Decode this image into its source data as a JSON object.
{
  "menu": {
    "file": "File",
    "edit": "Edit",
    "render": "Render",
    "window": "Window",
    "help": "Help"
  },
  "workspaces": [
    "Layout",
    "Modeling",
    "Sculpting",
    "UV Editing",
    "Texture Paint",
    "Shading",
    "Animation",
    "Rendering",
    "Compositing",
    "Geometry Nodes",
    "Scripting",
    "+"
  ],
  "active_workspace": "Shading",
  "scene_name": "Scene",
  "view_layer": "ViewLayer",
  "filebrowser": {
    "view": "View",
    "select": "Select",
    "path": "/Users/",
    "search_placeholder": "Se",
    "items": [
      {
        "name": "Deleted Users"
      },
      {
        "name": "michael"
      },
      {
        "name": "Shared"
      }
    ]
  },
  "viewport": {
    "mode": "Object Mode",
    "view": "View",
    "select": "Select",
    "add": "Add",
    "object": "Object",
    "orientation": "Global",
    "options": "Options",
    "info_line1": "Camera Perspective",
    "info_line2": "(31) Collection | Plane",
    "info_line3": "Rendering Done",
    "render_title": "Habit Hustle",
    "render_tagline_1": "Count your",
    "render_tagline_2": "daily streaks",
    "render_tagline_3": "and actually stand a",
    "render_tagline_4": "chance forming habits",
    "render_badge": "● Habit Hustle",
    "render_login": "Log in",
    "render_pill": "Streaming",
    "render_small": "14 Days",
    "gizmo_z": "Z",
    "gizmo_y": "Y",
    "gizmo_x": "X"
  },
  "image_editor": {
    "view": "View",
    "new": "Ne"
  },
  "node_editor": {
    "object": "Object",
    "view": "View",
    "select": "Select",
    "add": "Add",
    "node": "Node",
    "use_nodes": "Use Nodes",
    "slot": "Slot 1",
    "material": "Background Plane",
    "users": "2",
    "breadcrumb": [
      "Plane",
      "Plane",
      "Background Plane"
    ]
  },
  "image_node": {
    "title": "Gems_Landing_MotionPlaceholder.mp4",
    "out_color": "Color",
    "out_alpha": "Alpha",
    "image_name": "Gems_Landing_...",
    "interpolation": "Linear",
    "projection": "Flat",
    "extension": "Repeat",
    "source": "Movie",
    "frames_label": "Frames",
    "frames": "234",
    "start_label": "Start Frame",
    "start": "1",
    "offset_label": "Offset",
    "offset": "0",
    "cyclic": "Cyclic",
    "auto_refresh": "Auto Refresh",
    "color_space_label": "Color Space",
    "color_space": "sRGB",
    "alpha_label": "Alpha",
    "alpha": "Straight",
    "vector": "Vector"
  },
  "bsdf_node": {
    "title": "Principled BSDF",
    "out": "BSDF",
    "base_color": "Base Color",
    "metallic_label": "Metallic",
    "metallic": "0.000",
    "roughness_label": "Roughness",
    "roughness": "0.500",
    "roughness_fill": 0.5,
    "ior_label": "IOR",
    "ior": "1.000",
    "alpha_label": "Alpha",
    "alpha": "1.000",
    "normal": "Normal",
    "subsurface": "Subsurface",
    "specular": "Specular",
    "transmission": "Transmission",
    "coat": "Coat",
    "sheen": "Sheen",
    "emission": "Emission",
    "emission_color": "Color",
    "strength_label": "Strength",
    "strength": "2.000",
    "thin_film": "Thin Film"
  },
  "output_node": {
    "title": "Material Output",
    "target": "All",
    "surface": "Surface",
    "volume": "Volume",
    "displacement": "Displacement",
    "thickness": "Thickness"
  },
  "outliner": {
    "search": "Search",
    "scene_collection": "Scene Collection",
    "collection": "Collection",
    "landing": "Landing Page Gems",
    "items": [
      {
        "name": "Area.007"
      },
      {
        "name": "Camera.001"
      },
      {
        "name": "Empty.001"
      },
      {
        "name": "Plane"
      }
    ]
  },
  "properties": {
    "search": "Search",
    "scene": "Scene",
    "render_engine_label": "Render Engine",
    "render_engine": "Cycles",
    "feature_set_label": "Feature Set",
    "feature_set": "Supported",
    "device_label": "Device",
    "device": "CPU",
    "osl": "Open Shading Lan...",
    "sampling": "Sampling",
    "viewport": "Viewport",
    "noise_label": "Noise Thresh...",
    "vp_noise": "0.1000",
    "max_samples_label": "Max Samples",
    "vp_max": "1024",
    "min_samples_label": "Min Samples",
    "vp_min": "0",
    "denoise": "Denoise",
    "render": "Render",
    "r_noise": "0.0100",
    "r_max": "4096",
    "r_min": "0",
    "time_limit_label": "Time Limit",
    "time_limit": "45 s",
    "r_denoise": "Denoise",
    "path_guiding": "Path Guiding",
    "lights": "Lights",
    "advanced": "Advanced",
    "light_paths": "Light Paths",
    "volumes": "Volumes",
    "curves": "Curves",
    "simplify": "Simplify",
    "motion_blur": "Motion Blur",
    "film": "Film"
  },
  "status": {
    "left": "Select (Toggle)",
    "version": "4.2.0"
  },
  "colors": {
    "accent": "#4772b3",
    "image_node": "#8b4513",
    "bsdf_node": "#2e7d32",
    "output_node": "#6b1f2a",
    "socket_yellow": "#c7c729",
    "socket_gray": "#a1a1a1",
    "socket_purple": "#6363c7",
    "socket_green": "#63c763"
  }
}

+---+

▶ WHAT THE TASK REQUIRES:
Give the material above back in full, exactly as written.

▶ ANSWER SECTION:
Decode this image into its source data as a JSON object.
{
  "menu": {
    "file": "File",
    "edit": "Edit",
    "render": "Render",
    "window": "Window",
    "help": "Help"
  },
  "workspaces": [
    "Layout",
    "Modeling",
    "Sculpting",
    "UV Editing",
    "Texture Paint",
    "Shading",
    "Animation",
    "Rendering",
    "Compositing",
    "Geometry Nodes",
    "Scripting",
    "+"
  ],
  "active_workspace": "Shading",
  "scene_name": "Scene",
  "view_layer": "ViewLayer",
  "filebrowser": {
    "view": "View",
    "select": "Select",
    "path": "/Users/",
    "search_placeholder": "Se",
    "items": [
      {
        "name": "Deleted Users"
      },
      {
        "name": "michael"
      },
      {
        "name": "Shared"
      }
    ]
  },
  "viewport": {
    "mode": "Object Mode",
    "view": "View",
    "select": "Select",
    "add": "Add",
    "object": "Object",
    "orientation": "Global",
    "options": "Options",
    "info_line1": "Camera Perspective",
    "info_line2": "(31) Collection | Plane",
    "info_line3": "Rendering Done",
    "render_title": "Habit Hustle",
    "render_tagline_1": "Count your",
    "render_tagline_2": "daily streaks",
    "render_tagline_3": "and actually stand a",
    "render_tagline_4": "chance forming habits",
    "render_badge": "● Habit Hustle",
    "render_login": "Log in",
    "render_pill": "Streaming",
    "render_small": "14 Days",
    "gizmo_z": "Z",
    "gizmo_y": "Y",
    "gizmo_x": "X"
  },
  "image_editor": {
    "view": "View",
    "new": "Ne"
  },
  "node_editor": {
    "object": "Object",
    "view": "View",
    "select": "Select",
    "add": "Add",
    "node": "Node",
    "use_nodes": "Use Nodes",
    "slot": "Slot 1",
    "material": "Background Plane",
    "users": "2",
    "breadcrumb": [
      "Plane",
      "Plane",
      "Background Plane"
    ]
  },
  "image_node": {
    "title": "Gems_Landing_MotionPlaceholder.mp4",
    "out_color": "Color",
    "out_alpha": "Alpha",
    "image_name": "Gems_Landing_...",
    "interpolation": "Linear",
    "projection": "Flat",
    "extension": "Repeat",
    "source": "Movie",
    "frames_label": "Frames",
    "frames": "234",
    "start_label": "Start Frame",
    "start": "1",
    "offset_label": "Offset",
    "offset": "0",
    "cyclic": "Cyclic",
    "auto_refresh": "Auto Refresh",
    "color_space_label": "Color Space",
    "color_space": "sRGB",
    "alpha_label": "Alpha",
    "alpha": "Straight",
    "vector": "Vector"
  },
  "bsdf_node": {
    "title": "Principled BSDF",
    "out": "BSDF",
    "base_color": "Base Color",
    "metallic_label": "Metallic",
    "metallic": "0.000",
    "roughness_label": "Roughness",
    "roughness": "0.500",
    "roughness_fill": 0.5,
    "ior_label": "IOR",
    "ior": "1.000",
    "alpha_label": "Alpha",
    "alpha": "1.000",
    "normal": "Normal",
    "subsurface": "Subsurface",
    "specular": "Specular",
    "transmission": "Transmission",
    "coat": "Coat",
    "sheen": "Sheen",
    "emission": "Emission",
    "emission_color": "Color",
    "strength_label": "Strength",
    "strength": "2.000",
    "thin_film": "Thin Film"
  },
  "output_node": {
    "title": "Material Output",
    "target": "All",
    "surface": "Surface",
    "volume": "Volume",
    "displacement": "Displacement",
    "thickness": "Thickness"
  },
  "outliner": {
    "search": "Search",
    "scene_collection": "Scene Collection",
    "collection": "Collection",
    "landing": "Landing Page Gems",
    "items": [
      {
        "name": "Area.007"
      },
      {
        "name": "Camera.001"
      },
      {
        "name": "Empty.001"
      },
      {
        "name": "Plane"
      }
    ]
  },
  "properties": {
    "search": "Search",
    "scene": "Scene",
    "render_engine_label": "Render Engine",
    "render_engine": "Cycles",
    "feature_set_label": "Feature Set",
    "feature_set": "Supported",
    "device_label": "Device",
    "device": "CPU",
    "osl": "Open Shading Lan...",
    "sampling": "Sampling",
    "viewport": "Viewport",
    "noise_label": "Noise Thresh...",
    "vp_noise": "0.1000",
    "max_samples_label": "Max Samples",
    "vp_max": "1024",
    "min_samples_label": "Min Samples",
    "vp_min": "0",
    "denoise": "Denoise",
    "render": "Render",
    "r_noise": "0.0100",
    "r_max": "4096",
    "r_min": "0",
    "time_limit_label": "Time Limit",
    "time_limit": "45 s",
    "r_denoise": "Denoise",
    "path_guiding": "Path Guiding",
    "lights": "Lights",
    "advanced": "Advanced",
    "light_paths": "Light Paths",
    "volumes": "Volumes",
    "curves": "Curves",
    "simplify": "Simplify",
    "motion_blur": "Motion Blur",
    "film": "Film"
  },
  "status": {
    "left": "Select (Toggle)",
    "version": "4.2.0"
  },
  "colors": {
    "accent": "#4772b3",
    "image_node": "#8b4513",
    "bsdf_node": "#2e7d32",
    "output_node": "#6b1f2a",
    "socket_yellow": "#c7c729",
    "socket_gray": "#a1a1a1",
    "socket_purple": "#6363c7",
    "socket_green": "#63c763"
  }
}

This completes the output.